### What the exercise asks
Each line that has the string "this" must be copied from the records below.

### Entries from a dataset of interfaces
···

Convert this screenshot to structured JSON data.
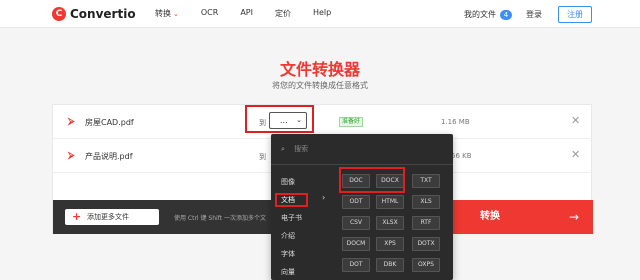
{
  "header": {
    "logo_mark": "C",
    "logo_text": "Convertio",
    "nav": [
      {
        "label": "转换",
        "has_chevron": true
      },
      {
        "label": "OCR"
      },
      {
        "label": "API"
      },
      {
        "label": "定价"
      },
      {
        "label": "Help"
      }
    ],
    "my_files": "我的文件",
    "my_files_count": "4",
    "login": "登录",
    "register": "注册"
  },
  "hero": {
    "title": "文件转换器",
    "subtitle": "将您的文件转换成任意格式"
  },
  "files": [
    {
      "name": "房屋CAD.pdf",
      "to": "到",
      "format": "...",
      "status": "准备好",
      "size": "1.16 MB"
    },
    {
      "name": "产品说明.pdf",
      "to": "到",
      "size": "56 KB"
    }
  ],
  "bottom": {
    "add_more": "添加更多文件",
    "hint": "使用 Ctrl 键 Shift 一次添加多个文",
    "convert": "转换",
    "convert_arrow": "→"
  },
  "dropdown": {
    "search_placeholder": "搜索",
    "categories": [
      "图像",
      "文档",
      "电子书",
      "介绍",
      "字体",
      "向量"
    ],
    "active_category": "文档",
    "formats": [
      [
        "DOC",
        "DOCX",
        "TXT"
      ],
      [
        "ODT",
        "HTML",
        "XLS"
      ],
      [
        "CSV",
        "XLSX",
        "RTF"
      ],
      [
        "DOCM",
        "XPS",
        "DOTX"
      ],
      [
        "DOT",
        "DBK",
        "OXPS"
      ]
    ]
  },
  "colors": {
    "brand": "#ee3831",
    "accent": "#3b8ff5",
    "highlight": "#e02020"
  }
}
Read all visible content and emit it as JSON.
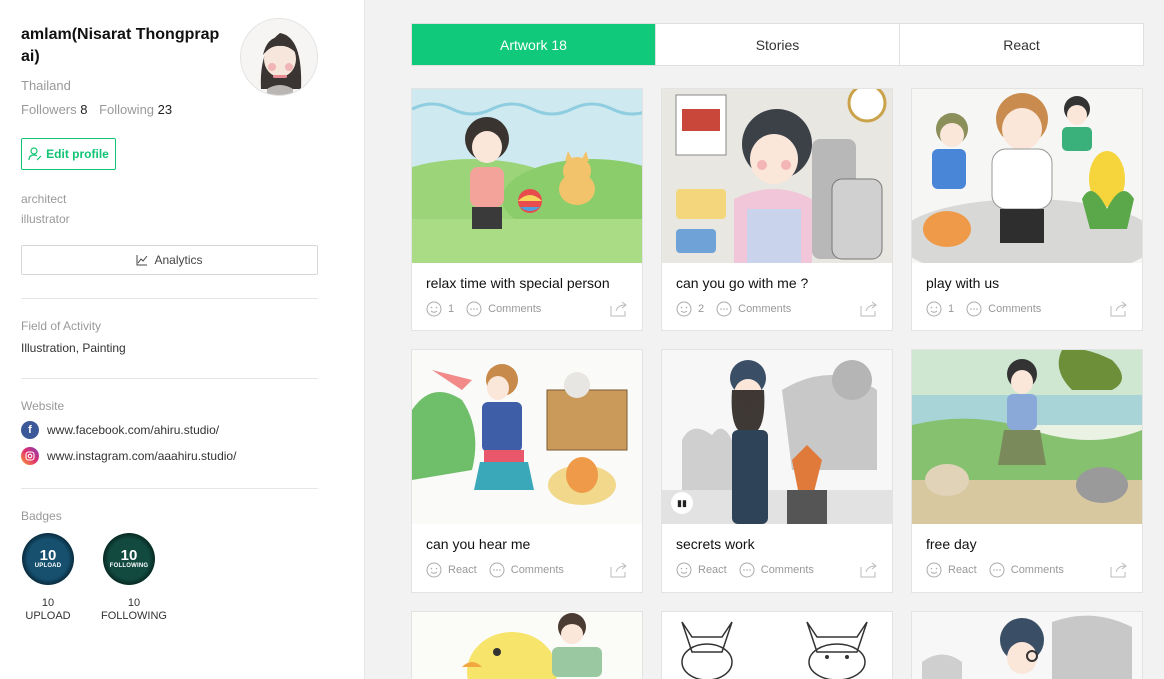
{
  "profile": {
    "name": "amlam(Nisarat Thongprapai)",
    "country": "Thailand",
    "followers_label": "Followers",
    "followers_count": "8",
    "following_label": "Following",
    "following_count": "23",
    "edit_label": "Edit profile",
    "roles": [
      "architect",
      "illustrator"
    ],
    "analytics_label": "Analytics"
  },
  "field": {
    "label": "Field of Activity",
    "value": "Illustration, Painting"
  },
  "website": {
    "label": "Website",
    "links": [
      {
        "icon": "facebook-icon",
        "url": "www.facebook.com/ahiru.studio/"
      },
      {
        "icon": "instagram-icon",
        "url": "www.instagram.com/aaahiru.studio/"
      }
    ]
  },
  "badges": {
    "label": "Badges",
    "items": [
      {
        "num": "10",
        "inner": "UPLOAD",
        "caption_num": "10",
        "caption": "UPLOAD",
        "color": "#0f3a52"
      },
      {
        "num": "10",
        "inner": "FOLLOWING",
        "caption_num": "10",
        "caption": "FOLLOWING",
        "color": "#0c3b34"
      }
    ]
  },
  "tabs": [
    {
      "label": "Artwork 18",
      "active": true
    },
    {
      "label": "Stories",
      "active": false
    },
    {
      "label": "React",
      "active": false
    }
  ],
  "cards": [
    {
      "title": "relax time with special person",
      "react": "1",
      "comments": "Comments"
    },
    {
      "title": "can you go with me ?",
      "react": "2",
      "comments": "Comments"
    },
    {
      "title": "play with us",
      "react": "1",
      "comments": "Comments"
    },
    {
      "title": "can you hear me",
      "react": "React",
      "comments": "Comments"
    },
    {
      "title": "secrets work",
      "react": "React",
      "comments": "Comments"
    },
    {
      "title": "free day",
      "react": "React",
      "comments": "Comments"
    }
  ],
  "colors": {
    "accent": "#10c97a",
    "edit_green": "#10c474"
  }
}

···

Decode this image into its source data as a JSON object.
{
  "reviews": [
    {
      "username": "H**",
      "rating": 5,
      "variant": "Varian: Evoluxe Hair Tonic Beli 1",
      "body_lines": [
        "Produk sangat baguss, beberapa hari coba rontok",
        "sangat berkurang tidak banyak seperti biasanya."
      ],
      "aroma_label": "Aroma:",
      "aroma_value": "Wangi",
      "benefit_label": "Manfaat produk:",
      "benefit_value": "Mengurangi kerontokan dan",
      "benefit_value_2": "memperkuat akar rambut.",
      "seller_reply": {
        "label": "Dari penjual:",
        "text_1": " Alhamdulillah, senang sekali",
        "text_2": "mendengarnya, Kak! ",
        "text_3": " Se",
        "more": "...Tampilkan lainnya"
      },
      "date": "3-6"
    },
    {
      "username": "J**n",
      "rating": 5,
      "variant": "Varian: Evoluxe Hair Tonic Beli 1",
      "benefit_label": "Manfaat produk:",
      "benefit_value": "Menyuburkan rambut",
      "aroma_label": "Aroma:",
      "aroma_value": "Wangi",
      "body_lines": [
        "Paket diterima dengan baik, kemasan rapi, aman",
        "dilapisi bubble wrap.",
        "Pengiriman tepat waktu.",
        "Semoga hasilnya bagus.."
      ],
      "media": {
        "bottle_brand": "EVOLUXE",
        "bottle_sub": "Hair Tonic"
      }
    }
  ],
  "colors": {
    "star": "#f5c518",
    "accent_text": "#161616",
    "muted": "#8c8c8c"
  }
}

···

### Response to the exercise
Convert this screenshot to structured JSON data.
Decode this image into its source data as a JSON object.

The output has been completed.